Segment Start: Task material

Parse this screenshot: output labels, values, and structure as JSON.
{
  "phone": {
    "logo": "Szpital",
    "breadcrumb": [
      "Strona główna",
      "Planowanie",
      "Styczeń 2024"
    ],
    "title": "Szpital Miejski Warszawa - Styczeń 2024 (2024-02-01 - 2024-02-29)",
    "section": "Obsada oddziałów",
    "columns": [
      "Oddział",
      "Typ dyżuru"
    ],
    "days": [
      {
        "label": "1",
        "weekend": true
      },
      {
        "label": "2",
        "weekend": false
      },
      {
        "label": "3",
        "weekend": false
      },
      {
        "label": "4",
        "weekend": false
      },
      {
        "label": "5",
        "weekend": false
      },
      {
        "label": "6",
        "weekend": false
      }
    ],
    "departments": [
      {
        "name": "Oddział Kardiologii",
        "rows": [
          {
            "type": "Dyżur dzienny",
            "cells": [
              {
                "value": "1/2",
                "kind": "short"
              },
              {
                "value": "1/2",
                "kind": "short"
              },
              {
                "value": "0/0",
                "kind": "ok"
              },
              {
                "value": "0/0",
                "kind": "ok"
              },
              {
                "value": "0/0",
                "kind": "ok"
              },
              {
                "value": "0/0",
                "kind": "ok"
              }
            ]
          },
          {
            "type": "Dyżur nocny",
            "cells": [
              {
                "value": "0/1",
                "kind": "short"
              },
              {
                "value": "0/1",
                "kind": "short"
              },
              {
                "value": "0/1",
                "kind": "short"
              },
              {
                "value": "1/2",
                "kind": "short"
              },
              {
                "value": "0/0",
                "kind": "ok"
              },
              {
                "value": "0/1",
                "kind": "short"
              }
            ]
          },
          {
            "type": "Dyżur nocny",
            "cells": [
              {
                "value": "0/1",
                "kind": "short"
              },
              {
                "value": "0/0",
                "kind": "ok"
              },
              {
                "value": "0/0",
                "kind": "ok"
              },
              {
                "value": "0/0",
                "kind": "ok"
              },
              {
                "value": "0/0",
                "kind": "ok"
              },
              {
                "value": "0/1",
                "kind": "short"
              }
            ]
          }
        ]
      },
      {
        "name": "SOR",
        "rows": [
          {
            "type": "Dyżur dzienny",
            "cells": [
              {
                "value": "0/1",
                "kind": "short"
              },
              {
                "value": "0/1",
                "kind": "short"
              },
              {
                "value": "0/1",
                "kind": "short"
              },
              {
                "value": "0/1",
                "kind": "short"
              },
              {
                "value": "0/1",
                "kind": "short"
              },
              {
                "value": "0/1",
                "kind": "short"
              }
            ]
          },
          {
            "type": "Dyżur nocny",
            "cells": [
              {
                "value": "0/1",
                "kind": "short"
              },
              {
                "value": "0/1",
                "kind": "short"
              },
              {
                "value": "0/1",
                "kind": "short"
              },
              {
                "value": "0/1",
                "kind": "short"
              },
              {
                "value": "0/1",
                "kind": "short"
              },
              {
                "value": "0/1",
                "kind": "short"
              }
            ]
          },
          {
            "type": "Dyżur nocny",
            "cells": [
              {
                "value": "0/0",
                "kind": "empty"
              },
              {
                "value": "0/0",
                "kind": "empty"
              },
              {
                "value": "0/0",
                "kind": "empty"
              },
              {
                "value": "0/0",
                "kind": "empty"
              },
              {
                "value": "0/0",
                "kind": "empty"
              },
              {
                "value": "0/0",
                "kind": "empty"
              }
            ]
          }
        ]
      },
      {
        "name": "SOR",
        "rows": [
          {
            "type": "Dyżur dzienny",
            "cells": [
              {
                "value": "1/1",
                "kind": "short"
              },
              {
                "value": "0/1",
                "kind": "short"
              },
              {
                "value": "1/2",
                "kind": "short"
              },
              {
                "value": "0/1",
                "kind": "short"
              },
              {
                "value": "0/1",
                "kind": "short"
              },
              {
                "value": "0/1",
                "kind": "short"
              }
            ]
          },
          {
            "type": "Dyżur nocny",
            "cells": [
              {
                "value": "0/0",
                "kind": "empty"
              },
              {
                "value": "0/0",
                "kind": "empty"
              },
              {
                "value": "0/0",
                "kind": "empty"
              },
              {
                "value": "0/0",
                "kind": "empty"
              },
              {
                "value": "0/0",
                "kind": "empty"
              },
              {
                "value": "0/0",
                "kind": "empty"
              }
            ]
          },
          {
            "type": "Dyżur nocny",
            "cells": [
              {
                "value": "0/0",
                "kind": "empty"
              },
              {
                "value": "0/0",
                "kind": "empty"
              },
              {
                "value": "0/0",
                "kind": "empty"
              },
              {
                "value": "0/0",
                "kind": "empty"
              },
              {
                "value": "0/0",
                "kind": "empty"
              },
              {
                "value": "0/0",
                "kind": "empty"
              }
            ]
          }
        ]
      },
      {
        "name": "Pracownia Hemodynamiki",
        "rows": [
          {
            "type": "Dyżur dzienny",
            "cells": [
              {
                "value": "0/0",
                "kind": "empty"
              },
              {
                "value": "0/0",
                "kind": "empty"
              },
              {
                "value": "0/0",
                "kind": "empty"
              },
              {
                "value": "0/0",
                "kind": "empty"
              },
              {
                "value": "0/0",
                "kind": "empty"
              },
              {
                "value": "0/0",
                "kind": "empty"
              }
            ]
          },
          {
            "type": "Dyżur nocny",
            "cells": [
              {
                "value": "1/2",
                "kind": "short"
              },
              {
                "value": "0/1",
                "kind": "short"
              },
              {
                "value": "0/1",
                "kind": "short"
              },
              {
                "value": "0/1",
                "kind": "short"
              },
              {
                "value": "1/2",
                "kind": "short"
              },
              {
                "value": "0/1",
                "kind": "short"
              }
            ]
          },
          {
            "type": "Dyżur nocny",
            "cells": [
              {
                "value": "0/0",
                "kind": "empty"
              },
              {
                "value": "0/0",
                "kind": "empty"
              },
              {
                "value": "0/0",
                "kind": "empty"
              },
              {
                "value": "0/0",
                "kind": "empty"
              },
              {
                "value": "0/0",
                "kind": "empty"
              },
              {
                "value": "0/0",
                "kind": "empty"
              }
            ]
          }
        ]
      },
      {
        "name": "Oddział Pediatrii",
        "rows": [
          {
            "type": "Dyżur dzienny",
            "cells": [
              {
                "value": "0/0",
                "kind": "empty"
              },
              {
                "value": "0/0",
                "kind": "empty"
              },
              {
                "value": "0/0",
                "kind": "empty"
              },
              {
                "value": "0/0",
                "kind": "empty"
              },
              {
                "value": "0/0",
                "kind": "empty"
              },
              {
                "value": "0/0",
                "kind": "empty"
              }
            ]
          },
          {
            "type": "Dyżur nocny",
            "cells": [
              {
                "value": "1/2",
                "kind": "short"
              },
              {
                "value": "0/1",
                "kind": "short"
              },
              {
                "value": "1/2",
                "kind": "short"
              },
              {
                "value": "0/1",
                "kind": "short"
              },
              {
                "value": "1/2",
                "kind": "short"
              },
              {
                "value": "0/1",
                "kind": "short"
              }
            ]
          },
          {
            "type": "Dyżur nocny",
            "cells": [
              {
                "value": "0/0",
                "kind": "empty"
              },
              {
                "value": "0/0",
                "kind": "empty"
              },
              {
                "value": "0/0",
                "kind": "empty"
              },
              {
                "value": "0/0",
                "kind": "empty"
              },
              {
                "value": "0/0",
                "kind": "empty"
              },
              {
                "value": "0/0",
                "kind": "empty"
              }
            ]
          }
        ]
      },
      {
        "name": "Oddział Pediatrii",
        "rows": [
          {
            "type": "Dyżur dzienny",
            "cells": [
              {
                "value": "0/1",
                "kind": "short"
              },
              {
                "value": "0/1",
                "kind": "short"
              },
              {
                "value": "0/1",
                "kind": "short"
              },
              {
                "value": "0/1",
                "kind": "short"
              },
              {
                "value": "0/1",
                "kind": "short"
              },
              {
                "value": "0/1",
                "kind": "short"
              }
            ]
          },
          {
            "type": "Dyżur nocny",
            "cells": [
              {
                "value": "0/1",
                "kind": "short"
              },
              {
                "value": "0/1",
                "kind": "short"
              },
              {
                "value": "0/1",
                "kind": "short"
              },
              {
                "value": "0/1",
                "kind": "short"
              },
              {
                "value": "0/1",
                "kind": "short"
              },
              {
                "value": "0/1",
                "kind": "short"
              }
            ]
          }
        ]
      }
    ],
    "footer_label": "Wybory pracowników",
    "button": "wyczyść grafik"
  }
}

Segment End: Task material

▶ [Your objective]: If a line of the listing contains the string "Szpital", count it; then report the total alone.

▶ [Solution]: 2